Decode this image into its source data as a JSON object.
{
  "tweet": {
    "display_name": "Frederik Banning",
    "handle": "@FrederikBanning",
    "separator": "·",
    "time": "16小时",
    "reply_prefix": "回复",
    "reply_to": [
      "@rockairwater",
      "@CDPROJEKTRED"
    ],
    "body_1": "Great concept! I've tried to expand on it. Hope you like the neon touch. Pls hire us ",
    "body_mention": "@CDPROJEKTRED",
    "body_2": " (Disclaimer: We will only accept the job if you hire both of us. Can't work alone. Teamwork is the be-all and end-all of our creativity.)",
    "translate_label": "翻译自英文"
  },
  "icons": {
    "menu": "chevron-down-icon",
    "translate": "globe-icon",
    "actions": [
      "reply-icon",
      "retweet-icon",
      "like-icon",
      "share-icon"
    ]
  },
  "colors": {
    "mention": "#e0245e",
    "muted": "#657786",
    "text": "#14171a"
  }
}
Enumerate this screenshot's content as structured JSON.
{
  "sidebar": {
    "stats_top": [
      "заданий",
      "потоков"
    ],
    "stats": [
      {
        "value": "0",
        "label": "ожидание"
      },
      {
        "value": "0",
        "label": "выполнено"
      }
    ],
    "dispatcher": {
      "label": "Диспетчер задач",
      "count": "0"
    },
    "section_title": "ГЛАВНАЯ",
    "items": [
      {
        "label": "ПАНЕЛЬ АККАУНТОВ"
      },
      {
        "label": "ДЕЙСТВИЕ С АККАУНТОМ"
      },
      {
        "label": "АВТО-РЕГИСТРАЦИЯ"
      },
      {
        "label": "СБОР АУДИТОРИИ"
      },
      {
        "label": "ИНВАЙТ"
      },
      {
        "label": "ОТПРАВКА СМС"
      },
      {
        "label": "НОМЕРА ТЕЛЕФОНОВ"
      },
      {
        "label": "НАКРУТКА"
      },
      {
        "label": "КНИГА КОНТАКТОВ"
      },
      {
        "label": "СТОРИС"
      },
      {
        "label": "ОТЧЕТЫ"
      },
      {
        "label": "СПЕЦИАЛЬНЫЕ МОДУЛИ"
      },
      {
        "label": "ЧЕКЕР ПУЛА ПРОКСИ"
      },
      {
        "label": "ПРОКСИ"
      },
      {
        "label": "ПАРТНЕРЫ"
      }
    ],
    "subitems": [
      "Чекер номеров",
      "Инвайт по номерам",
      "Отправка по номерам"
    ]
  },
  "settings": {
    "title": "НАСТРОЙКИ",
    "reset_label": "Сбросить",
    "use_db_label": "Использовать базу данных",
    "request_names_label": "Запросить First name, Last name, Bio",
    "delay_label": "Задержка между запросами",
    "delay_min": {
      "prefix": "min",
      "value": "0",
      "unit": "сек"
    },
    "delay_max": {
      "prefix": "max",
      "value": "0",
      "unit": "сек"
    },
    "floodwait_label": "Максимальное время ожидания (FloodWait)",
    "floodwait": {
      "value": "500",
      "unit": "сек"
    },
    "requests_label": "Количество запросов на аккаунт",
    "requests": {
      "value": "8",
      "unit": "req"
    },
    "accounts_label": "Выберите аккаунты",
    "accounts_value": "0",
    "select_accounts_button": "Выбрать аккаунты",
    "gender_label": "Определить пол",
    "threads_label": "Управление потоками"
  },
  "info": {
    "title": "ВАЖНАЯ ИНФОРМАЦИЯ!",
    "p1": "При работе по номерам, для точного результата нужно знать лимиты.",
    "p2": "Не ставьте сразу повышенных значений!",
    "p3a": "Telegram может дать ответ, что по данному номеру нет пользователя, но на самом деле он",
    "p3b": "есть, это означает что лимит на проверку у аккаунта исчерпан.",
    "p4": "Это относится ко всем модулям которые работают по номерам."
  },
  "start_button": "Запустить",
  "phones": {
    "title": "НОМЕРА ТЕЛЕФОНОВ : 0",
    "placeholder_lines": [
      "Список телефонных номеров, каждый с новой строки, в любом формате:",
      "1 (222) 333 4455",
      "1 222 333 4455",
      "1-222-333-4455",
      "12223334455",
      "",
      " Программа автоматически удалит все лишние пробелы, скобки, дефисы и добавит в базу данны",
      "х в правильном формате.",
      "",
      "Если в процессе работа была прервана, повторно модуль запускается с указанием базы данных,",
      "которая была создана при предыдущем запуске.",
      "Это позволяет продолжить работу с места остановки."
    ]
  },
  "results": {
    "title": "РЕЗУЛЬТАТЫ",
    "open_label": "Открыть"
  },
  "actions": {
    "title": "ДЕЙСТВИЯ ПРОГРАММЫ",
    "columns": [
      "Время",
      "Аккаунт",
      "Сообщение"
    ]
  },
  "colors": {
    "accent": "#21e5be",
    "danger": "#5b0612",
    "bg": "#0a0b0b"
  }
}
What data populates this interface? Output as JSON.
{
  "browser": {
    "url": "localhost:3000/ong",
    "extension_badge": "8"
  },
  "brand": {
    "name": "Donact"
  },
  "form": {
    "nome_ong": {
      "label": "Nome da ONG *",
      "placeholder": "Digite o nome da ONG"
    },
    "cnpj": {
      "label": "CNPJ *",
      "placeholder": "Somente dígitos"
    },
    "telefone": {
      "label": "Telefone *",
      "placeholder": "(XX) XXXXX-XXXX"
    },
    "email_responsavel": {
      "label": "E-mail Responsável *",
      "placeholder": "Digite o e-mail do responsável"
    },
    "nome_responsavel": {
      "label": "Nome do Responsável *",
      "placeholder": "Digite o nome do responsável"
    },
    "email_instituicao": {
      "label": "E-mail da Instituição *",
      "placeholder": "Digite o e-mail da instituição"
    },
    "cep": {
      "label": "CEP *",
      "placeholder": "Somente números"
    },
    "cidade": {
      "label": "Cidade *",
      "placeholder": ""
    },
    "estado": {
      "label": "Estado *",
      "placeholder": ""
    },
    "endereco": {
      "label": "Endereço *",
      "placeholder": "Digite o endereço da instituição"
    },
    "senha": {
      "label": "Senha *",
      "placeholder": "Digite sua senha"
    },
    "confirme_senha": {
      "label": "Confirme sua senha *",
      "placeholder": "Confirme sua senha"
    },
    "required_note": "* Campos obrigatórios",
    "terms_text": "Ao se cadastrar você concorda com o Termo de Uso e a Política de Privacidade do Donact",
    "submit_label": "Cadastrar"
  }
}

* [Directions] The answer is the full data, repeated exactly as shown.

* [Expected output]
Decode this image into its source data as a JSON object.
{
  "tweet": {
    "display_name": "Frederik Banning",
    "handle": "@FrederikBanning",
    "separator": "·",
    "time": "16小时",
    "reply_prefix": "回复",
    "reply_to": [
      "@rockairwater",
      "@CDPROJEKTRED"
    ],
    "body_1": "Great concept! I've tried to expand on it. Hope you like the neon touch. Pls hire us ",
    "body_mention": "@CDPROJEKTRED",
    "body_2": " (Disclaimer: We will only accept the job if you hire both of us. Can't work alone. Teamwork is the be-all and end-all of our creativity.)",
    "translate_label": "翻译自英文"
  },
  "icons": {
    "menu": "chevron-down-icon",
    "translate": "globe-icon",
    "actions": [
      "reply-icon",
      "retweet-icon",
      "like-icon",
      "share-icon"
    ]
  },
  "colors": {
    "mention": "#e0245e",
    "muted": "#657786",
    "text": "#14171a"
  }
}
Enumerate this screenshot's content as structured JSON.
{
  "sidebar": {
    "stats_top": [
      "заданий",
      "потоков"
    ],
    "stats": [
      {
        "value": "0",
        "label": "ожидание"
      },
      {
        "value": "0",
        "label": "выполнено"
      }
    ],
    "dispatcher": {
      "label": "Диспетчер задач",
      "count": "0"
    },
    "section_title": "ГЛАВНАЯ",
    "items": [
      {
        "label": "ПАНЕЛЬ АККАУНТОВ"
      },
      {
        "label": "ДЕЙСТВИЕ С АККАУНТОМ"
      },
      {
        "label": "АВТО-РЕГИСТРАЦИЯ"
      },
      {
        "label": "СБОР АУДИТОРИИ"
      },
      {
        "label": "ИНВАЙТ"
      },
      {
        "label": "ОТПРАВКА СМС"
      },
      {
        "label": "НОМЕРА ТЕЛЕФОНОВ"
      },
      {
        "label": "НАКРУТКА"
      },
      {
        "label": "КНИГА КОНТАКТОВ"
      },
      {
        "label": "СТОРИС"
      },
      {
        "label": "ОТЧЕТЫ"
      },
      {
        "label": "СПЕЦИАЛЬНЫЕ МОДУЛИ"
      },
      {
        "label": "ЧЕКЕР ПУЛА ПРОКСИ"
      },
      {
        "label": "ПРОКСИ"
      },
      {
        "label": "ПАРТНЕРЫ"
      }
    ],
    "subitems": [
      "Чекер номеров",
      "Инвайт по номерам",
      "Отправка по номерам"
    ]
  },
  "settings": {
    "title": "НАСТРОЙКИ",
    "reset_label": "Сбросить",
    "use_db_label": "Использовать базу данных",
    "request_names_label": "Запросить First name, Last name, Bio",
    "delay_label": "Задержка между запросами",
    "delay_min": {
      "prefix": "min",
      "value": "0",
      "unit": "сек"
    },
    "delay_max": {
      "prefix": "max",
      "value": "0",
      "unit": "сек"
    },
    "floodwait_label": "Максимальное время ожидания (FloodWait)",
    "floodwait": {
      "value": "500",
      "unit": "сек"
    },
    "requests_label": "Количество запросов на аккаунт",
    "requests": {
      "value": "8",
      "unit": "req"
    },
    "accounts_label": "Выберите аккаунты",
    "accounts_value": "0",
    "select_accounts_button": "Выбрать аккаунты",
    "gender_label": "Определить пол",
    "threads_label": "Управление потоками"
  },
  "info": {
    "title": "ВАЖНАЯ ИНФОРМАЦИЯ!",
    "p1": "При работе по номерам, для точного результата нужно знать лимиты.",
    "p2": "Не ставьте сразу повышенных значений!",
    "p3a": "Telegram может дать ответ, что по данному номеру нет пользователя, но на самом деле он",
    "p3b": "есть, это означает что лимит на проверку у аккаунта исчерпан.",
    "p4": "Это относится ко всем модулям которые работают по номерам."
  },
  "start_button": "Запустить",
  "phones": {
    "title": "НОМЕРА ТЕЛЕФОНОВ : 0",
    "placeholder_lines": [
      "Список телефонных номеров, каждый с новой строки, в любом формате:",
      "1 (222) 333 4455",
      "1 222 333 4455",
      "1-222-333-4455",
      "12223334455",
      "",
      " Программа автоматически удалит все лишние пробелы, скобки, дефисы и добавит в базу данны",
      "х в правильном формате.",
      "",
      "Если в процессе работа была прервана, повторно модуль запускается с указанием базы данных,",
      "которая была создана при предыдущем запуске.",
      "Это позволяет продолжить работу с места остановки."
    ]
  },
  "results": {
    "title": "РЕЗУЛЬТАТЫ",
    "open_label": "Открыть"
  },
  "actions": {
    "title": "ДЕЙСТВИЯ ПРОГРАММЫ",
    "columns": [
      "Время",
      "Аккаунт",
      "Сообщение"
    ]
  },
  "colors": {
    "accent": "#21e5be",
    "danger": "#5b0612",
    "bg": "#0a0b0b"
  }
}
What data populates this interface? Output as JSON.
{
  "browser": {
    "url": "localhost:3000/ong",
    "extension_badge": "8"
  },
  "brand": {
    "name": "Donact"
  },
  "form": {
    "nome_ong": {
      "label": "Nome da ONG *",
      "placeholder": "Digite o nome da ONG"
    },
    "cnpj": {
      "label": "CNPJ *",
      "placeholder": "Somente dígitos"
    },
    "telefone": {
      "label": "Telefone *",
      "placeholder": "(XX) XXXXX-XXXX"
    },
    "email_responsavel": {
      "label": "E-mail Responsável *",
      "placeholder": "Digite o e-mail do responsável"
    },
    "nome_responsavel": {
      "label": "Nome do Responsável *",
      "placeholder": "Digite o nome do responsável"
    },
    "email_instituicao": {
      "label": "E-mail da Instituição *",
      "placeholder": "Digite o e-mail da instituição"
    },
    "cep": {
      "label": "CEP *",
      "placeholder": "Somente números"
    },
    "cidade": {
      "label": "Cidade *",
      "placeholder": ""
    },
    "estado": {
      "label": "Estado *",
      "placeholder": ""
    },
    "endereco": {
      "label": "Endereço *",
      "placeholder": "Digite o endereço da instituição"
    },
    "senha": {
      "label": "Senha *",
      "placeholder": "Digite sua senha"
    },
    "confirme_senha": {
      "label": "Confirme sua senha *",
      "placeholder": "Confirme sua senha"
    },
    "required_note": "* Campos obrigatórios",
    "terms_text": "Ao se cadastrar você concorda com o Termo de Uso e a Política de Privacidade do Donact",
    "submit_label": "Cadastrar"
  }
}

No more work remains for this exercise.